It is difficult to find people, especially among camera owners who do not like to travel. As a rule, with great pleasure they visit museums around the world and take interesting photographs to share images with all friends. It can be very curious to look at the world beyond your own vision.
There are three questions that usually come to you when you return from a trip: Where have you been? What have you eaten? Who did you talk to? A key component in any good travel photo story is portrait photography, which reflects any daily interaction of people. Astonishing is the variety we face. After all, this is what makes us interested in each other. Therefore, in this article we will focus on portraits.
Below are some tips and recommendations for you to capture meaningful portraits while traveling.
Ego doesn't matter To create the best portrait shots, stop being embarrassed. That is, never hesitate to ask questions, dance or seem like a complete fool, trying to create outstanding photos. Also in this case there is no place for the ego. If necessary, you will need to overcome doubt and indecision in order to talk to a person and ask his permission to shoot. A photographer who asks a person for a portrait will capture much more than the one who does not. In the end, all you can hear is “no,” but this is not fatal. Sometimes a positive response looks like an approving wave of the hand or a friendly smile, which means it's time to move on to action.
Context is important Portrait photography while traveling strongly depends on context. You do not want anyone to look at the image and think that you took it off right at your front door. You seek to show a portrait that tells the story and culture. What makes it unique and interesting for you and your audience? For a Tibetan resident, a portrait of one of his fellow villagers may not be anything special, but for a Western audience this is something incredibly unique. And this is all context. A portrait while traveling is more than just a shot. Regardless of the complexion of the object, the general rule is that it merges with the photographer, the camera and at the same time remains the subject of the photo. Capturing the environment is a great way to add context to an image. Look at the background that interests you, and wait until the right person appears. Or try to persuade the subject you are interested in to go with you and pose in a different location. You can diversify images not only with the help of different environments, but also using different poses, expressions and actions. For example, the mountaineer smokes his pipe, the chef carries a plate of food, a business man has a notepad in his hands, and a surfer launches a kite. Also use different types of lighting: front, side, backlit, color, etc. These are all components of your portrait.

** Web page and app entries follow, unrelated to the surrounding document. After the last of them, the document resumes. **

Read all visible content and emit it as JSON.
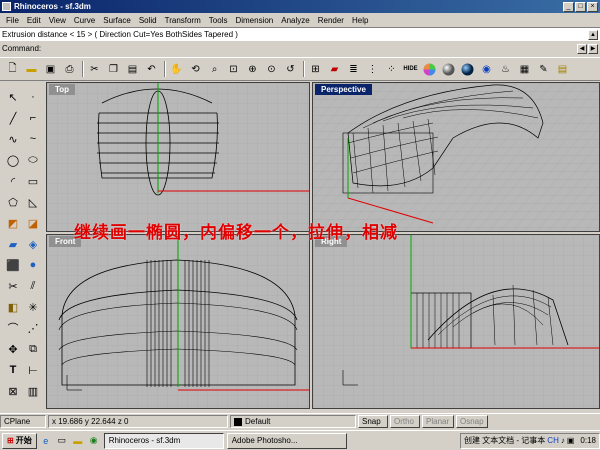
{
  "window": {
    "title": "Rhinoceros - sf.3dm"
  },
  "menu": [
    "File",
    "Edit",
    "View",
    "Curve",
    "Surface",
    "Solid",
    "Transform",
    "Tools",
    "Dimension",
    "Analyze",
    "Render",
    "Help"
  ],
  "command": {
    "history": "Extrusion distance < 15 > ( Direction  Cut=Yes  BothSides  Tapered )",
    "prompt": "Command:"
  },
  "toolbar": {
    "icons": [
      "new-file-icon",
      "open-folder-icon",
      "save-icon",
      "print-icon",
      "cut-icon",
      "copy-icon",
      "paste-icon",
      "undo-icon",
      "pan-hand-icon",
      "rotate-view-icon",
      "zoom-icon",
      "zoom-window-icon",
      "zoom-extents-icon",
      "zoom-selected-icon",
      "undo-view-icon",
      "four-viewports-icon",
      "car-icon",
      "layers-icon",
      "properties-icon",
      "points-on-icon",
      "hide-icon",
      "color-wheel-icon",
      "sphere-render-icon",
      "blue-sphere-icon",
      "globe-icon",
      "teapot-icon",
      "render-settings-icon",
      "pencil-icon",
      "notes-icon"
    ]
  },
  "viewports": {
    "top": {
      "label": "Top"
    },
    "perspective": {
      "label": "Perspective"
    },
    "front": {
      "label": "Front"
    },
    "right": {
      "label": "Right"
    }
  },
  "overlay_text": "继续画一椭圆，内偏移一个，拉伸，相减",
  "statusbar": {
    "cplane": "CPlane",
    "coords": "x 19.686  y 22.644  z 0",
    "layer": "Default",
    "snap": "Snap",
    "ortho": "Ortho",
    "planar": "Planar",
    "osnap": "Osnap"
  },
  "taskbar": {
    "start": "开始",
    "tasks": [
      "Rhinoceros - sf.3dm",
      "Adobe Photosho..."
    ],
    "tray_text": "创建 文本文档 - 记事本",
    "clock": "0:18"
  },
  "colors": {
    "title_bar": "#0a246a",
    "overlay_text": "#e00000",
    "viewport_bg": "#b8b8b8",
    "active_label": "#0a246a"
  }
}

Turn on the imagination Portraits tell stories. The question is, what story do you tell? Returning from a trip with a large number of portraits that convey a solid image, you will create a brighter impression than with a set of random frames. Think about what you want to convey. Are these happy, smiling faces in a warm and hospitable environment, or people who are heartbroken from the turmoil in the region? There is no answer to this question, what is right and what is wrong. It concerns your tastes and preferences, which images you like to capture. Going on a trip, plan the main character of the portraits, then you will return home with a set of photos that will make you and your viewers happy.